  6. frog says

    Kristine, you just figured out that No child left behind was a reference to the fundamentalist apocalypse?

    That’s the reason that trying to understand the fundamentalist point-of-view is a worthwhile exercise, as painful as it may be. Otherwise, they can blind-side you, or speak openly in code. They have an open conspiracy – people need to understand the belief system that underlies it so they can battle it.

  7. says

    I’m sorry, there are nice people in Minnesota, but Minnesotans are not, as a rule nice, unless by ‘nice’ you mean the original ‘small, and simple’. I lived in Morris for seven years and it was the worst seven of my life.

    I remember when someone vandalized the ‘Swine Heath Center’ and they call the only black kid in town’s parents, so make sure they knew where he was that night. They of course replied that they did indeed know where he was: in their hotel room…in Arizona…where the police had called them.

    Sorry PZ, they’re not nice, they just like to pretend they are.

  8. craig says

    I have four nieces in Florida schools. They sure do focus on the FCAT… rallies, posters, my 6 and 8 year old nieces told me how they fed them sugary snacks before the tests, and during a snack-break halfway through, etc.

    No word on whether or not their desks were anointed with oil or not…

  9. says

    I see that the Florida Citizens for Science are prepping for the upcoming fight regarding academic standards by familiarizing themselves with the procedures used by Yecke to try to undermine education in Minnesota in 2004:


    I went to one of the “Town Hall Meetings” for people to comment on the science standards and the board had to listen to yahoo after yahoo talk about how evolution is “Only a Theory.” Also had one professor of philosophy explain that ID could become part of the science curriculum only after they had shown some science.

    Yecke claimed that she was just an ordinary citizen who became alarmed when she learned what is “really” behind Outcome-Based Education and that is how she got into the whole education debate.

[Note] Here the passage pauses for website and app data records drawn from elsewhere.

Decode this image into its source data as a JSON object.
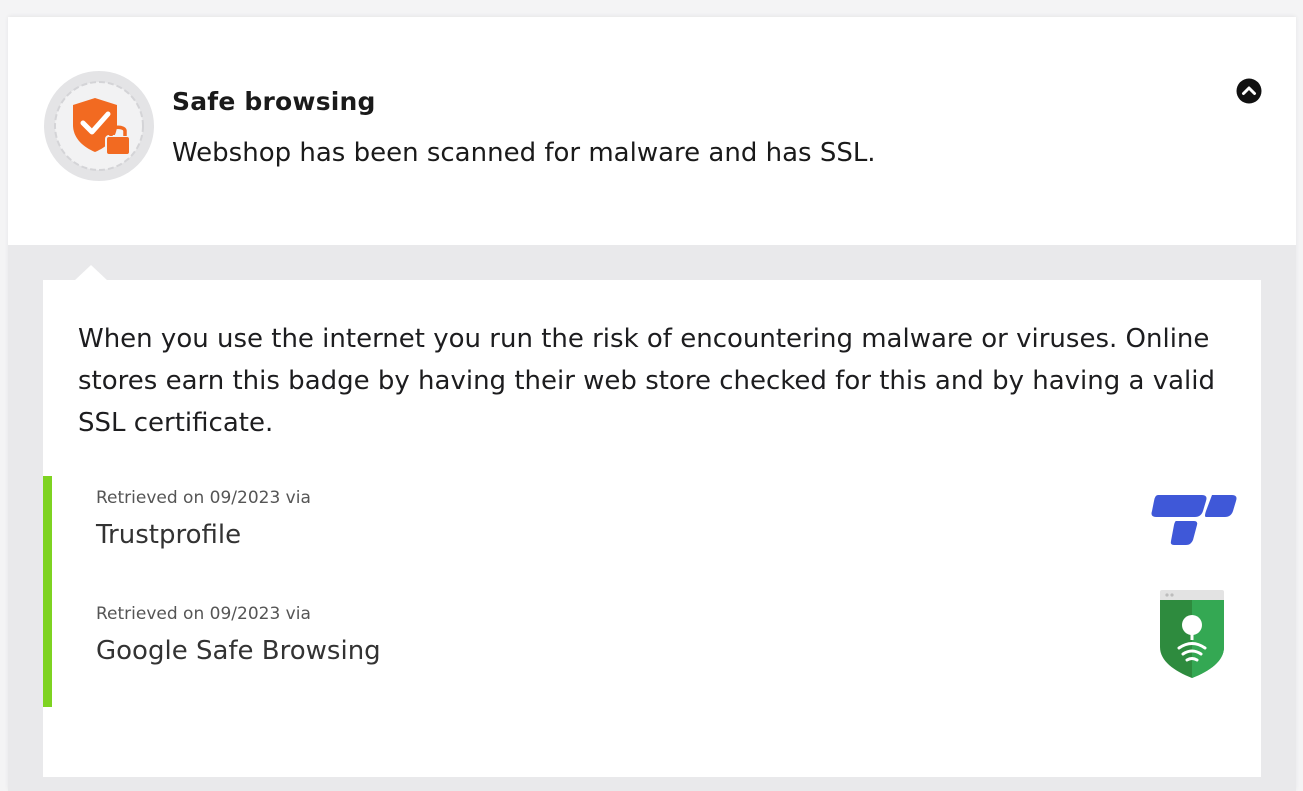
{
  "header": {
    "title": "Safe browsing",
    "subtitle": "Webshop has been scanned for malware and has SSL.",
    "badge_icon": "shield-check-lock-icon",
    "collapse_icon": "chevron-up-icon"
  },
  "details": {
    "description": "When you use the internet you run the risk of encountering malware or viruses. Online stores earn this badge by having their web store checked for this and by having a valid SSL certificate.",
    "sources": [
      {
        "meta": "Retrieved on 09/2023 via",
        "name": "Trustprofile",
        "logo_icon": "trustprofile-logo"
      },
      {
        "meta": "Retrieved on 09/2023 via",
        "name": "Google Safe Browsing",
        "logo_icon": "google-safe-browsing-logo"
      }
    ]
  },
  "colors": {
    "accent_orange": "#f26a21",
    "accent_green": "#7ed321",
    "trustprofile_blue": "#3f58d8",
    "google_green": "#34a853"
  }
}
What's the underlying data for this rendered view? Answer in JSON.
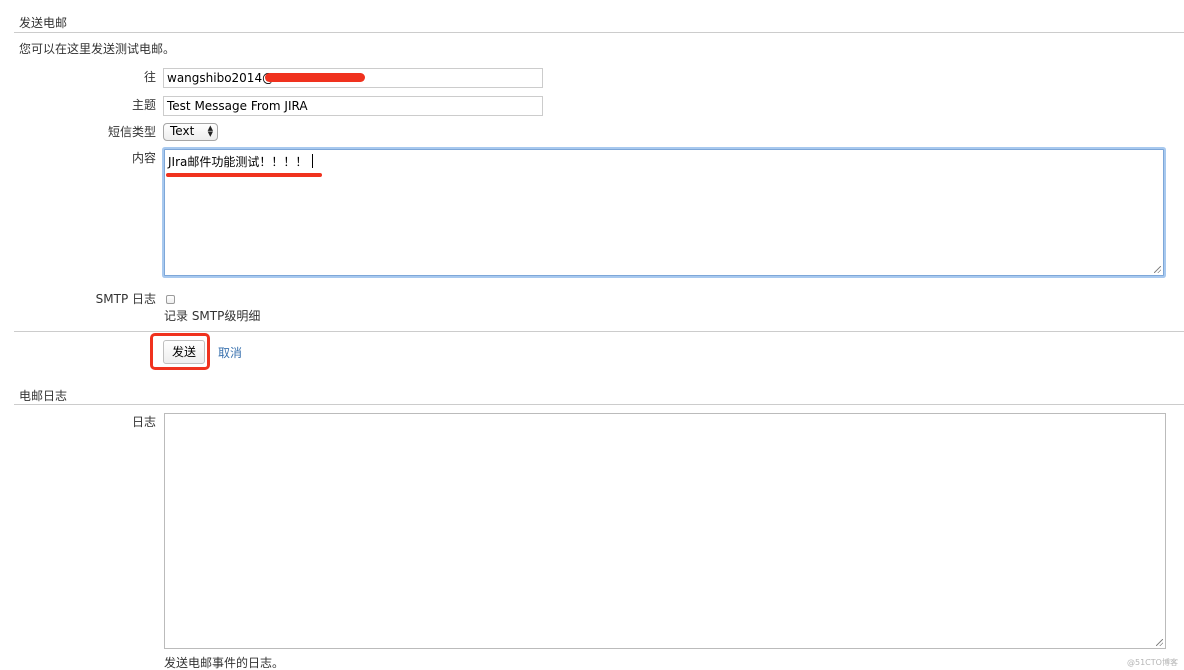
{
  "send_section": {
    "title": "发送电邮",
    "description": "您可以在这里发送测试电邮。"
  },
  "form": {
    "to_label": "往",
    "to_value": "wangshibo2014@",
    "subject_label": "主题",
    "subject_value": "Test Message From JIRA",
    "message_type_label": "短信类型",
    "message_type_value": "Text",
    "body_label": "内容",
    "body_value": "JIra邮件功能测试！！！！",
    "smtp_log_label": "SMTP 日志",
    "smtp_log_checkbox_text": "记录 SMTP级明细",
    "smtp_log_checked": false,
    "send_label": "发送",
    "cancel_label": "取消"
  },
  "log_section": {
    "title": "电邮日志",
    "log_label": "日志",
    "log_help": "发送电邮事件的日志。"
  },
  "annotations": {
    "highlight_color": "#f0321e",
    "watermark": "@51CTO博客"
  },
  "colors": {
    "link": "#3b73af",
    "focus_ring": "#a8c9ef",
    "divider": "#cccccc"
  }
}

    I am sure she will find many friends in Florida, but I am not going to apologize to them. After all, they voted in the carpetbagging Bush for governor, so they must like bad government.